### EXERCISE:
Set down exactly the lines that run from the one containing "What data populates" to the end of the material below, both included, without pictures.

──────── DATA TO PROCESS ────────

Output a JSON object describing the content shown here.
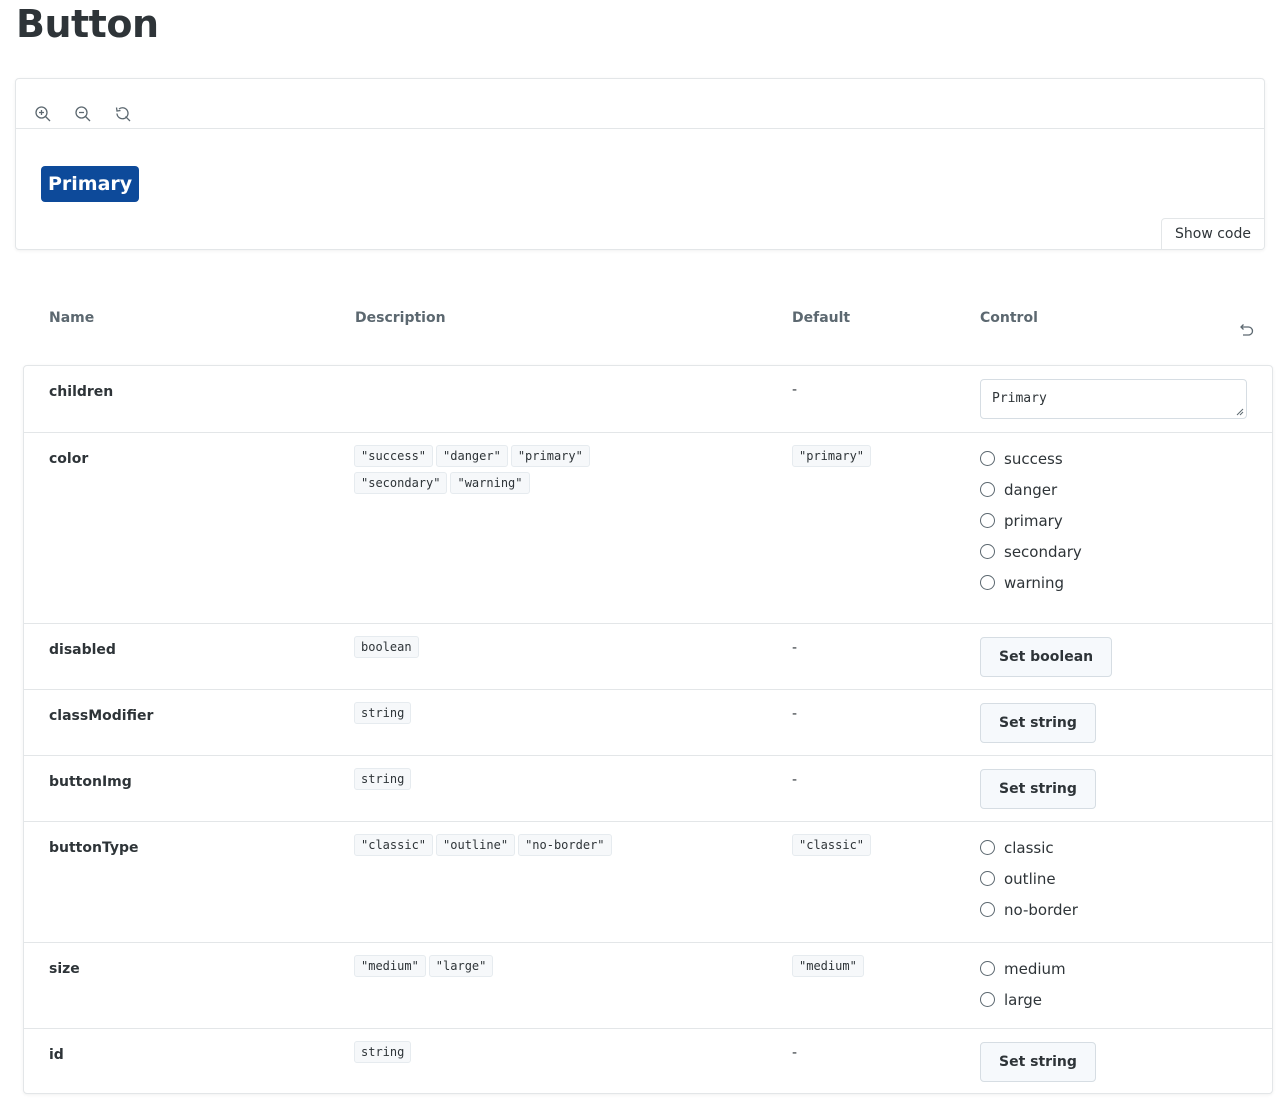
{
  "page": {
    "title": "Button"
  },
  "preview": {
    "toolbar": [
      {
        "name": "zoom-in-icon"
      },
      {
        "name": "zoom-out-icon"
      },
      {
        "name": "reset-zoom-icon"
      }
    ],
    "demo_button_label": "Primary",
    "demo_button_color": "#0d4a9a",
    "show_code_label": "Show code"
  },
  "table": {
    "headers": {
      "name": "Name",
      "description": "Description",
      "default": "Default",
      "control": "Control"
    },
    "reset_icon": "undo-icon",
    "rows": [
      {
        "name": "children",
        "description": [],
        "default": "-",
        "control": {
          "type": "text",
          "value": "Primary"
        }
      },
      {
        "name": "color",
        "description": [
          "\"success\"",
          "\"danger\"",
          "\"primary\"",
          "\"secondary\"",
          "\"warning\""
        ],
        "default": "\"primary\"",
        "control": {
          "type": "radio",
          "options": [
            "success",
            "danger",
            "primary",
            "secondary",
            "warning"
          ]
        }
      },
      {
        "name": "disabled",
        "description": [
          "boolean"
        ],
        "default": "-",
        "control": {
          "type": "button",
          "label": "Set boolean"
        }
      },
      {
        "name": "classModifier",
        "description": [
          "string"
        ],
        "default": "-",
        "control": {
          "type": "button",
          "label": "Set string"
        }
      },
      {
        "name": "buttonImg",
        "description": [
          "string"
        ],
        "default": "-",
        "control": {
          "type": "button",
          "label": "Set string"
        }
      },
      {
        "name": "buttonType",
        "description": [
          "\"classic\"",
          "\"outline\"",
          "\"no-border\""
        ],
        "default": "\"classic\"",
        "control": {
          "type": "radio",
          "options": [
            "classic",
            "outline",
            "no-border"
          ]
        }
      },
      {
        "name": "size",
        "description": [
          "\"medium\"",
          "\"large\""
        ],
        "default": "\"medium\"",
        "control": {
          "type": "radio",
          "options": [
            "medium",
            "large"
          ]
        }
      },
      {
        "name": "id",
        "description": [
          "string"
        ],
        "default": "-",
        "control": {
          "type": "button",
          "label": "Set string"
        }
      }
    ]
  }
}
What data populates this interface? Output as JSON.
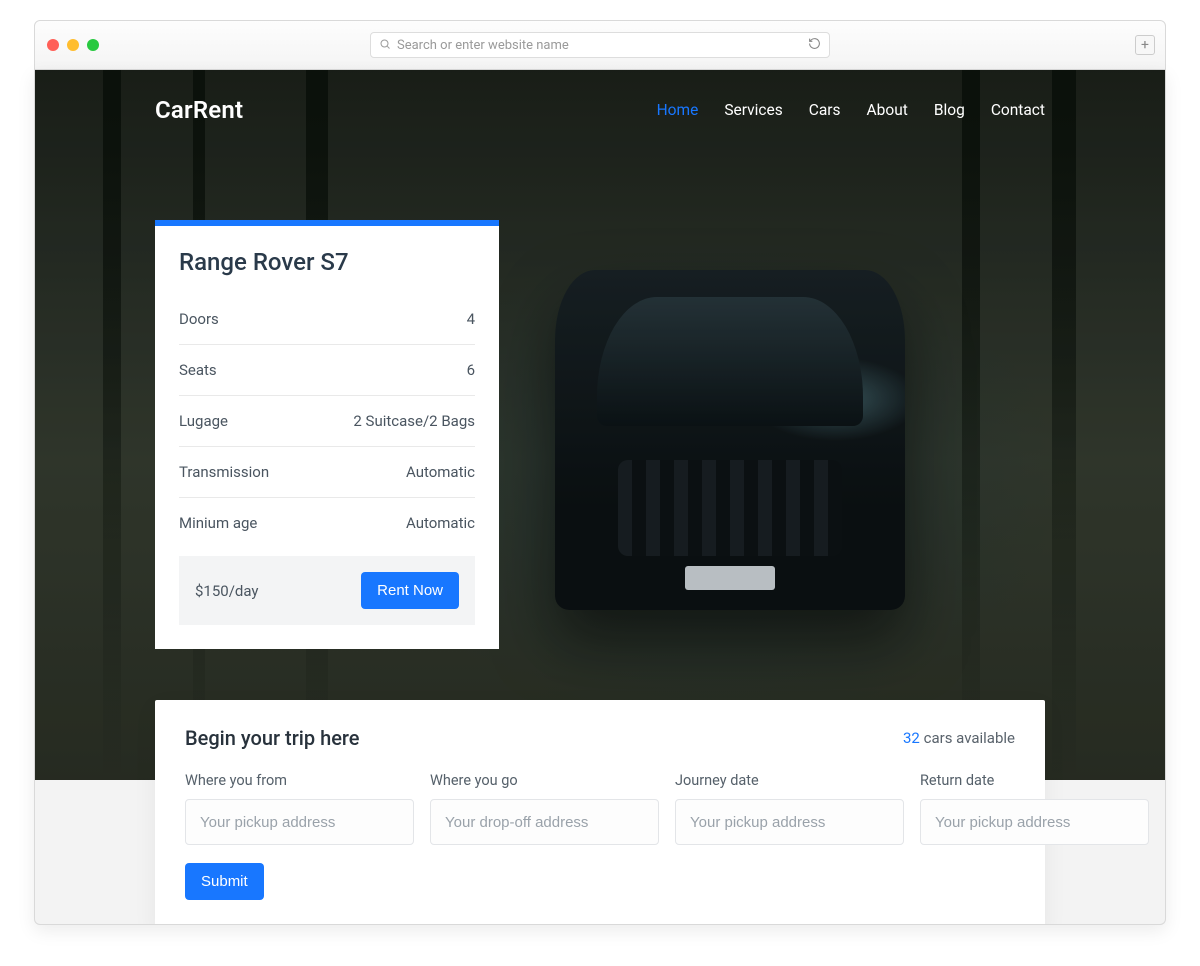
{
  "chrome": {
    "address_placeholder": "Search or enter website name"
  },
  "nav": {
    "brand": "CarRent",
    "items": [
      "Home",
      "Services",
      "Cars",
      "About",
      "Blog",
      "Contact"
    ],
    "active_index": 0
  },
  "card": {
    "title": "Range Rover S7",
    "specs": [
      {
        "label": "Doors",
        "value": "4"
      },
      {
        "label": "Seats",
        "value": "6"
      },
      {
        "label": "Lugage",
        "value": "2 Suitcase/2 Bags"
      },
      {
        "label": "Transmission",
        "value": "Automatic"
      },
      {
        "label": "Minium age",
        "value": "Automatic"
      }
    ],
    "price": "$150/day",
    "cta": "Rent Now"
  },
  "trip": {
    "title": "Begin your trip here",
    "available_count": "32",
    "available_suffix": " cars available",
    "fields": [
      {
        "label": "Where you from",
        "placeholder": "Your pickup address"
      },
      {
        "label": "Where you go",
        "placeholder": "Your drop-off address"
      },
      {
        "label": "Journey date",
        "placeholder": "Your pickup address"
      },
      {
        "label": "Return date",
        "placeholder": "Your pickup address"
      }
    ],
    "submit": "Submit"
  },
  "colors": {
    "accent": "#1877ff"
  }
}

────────

### TASK ANSWER:
What data populates this interface? Output as JSON.
{
  "chrome": {
    "address_placeholder": "Search or enter website name"
  },
  "nav": {
    "brand": "CarRent",
    "items": [
      "Home",
      "Services",
      "Cars",
      "About",
      "Blog",
      "Contact"
    ],
    "active_index": 0
  },
  "card": {
    "title": "Range Rover S7",
    "specs": [
      {
        "label": "Doors",
        "value": "4"
      },
      {
        "label": "Seats",
        "value": "6"
      },
      {
        "label": "Lugage",
        "value": "2 Suitcase/2 Bags"
      },
      {
        "label": "Transmission",
        "value": "Automatic"
      },
      {
        "label": "Minium age",
        "value": "Automatic"
      }
    ],
    "price": "$150/day",
    "cta": "Rent Now"
  },
  "trip": {
    "title": "Begin your trip here",
    "available_count": "32",
    "available_suffix": " cars available",
    "fields": [
      {
        "label": "Where you from",
        "placeholder": "Your pickup address"
      },
      {
        "label": "Where you go",
        "placeholder": "Your drop-off address"
      },
      {
        "label": "Journey date",
        "placeholder": "Your pickup address"
      },
      {
        "label": "Return date",
        "placeholder": "Your pickup address"
      }
    ],
    "submit": "Submit"
  },
  "colors": {
    "accent": "#1877ff"
  }
}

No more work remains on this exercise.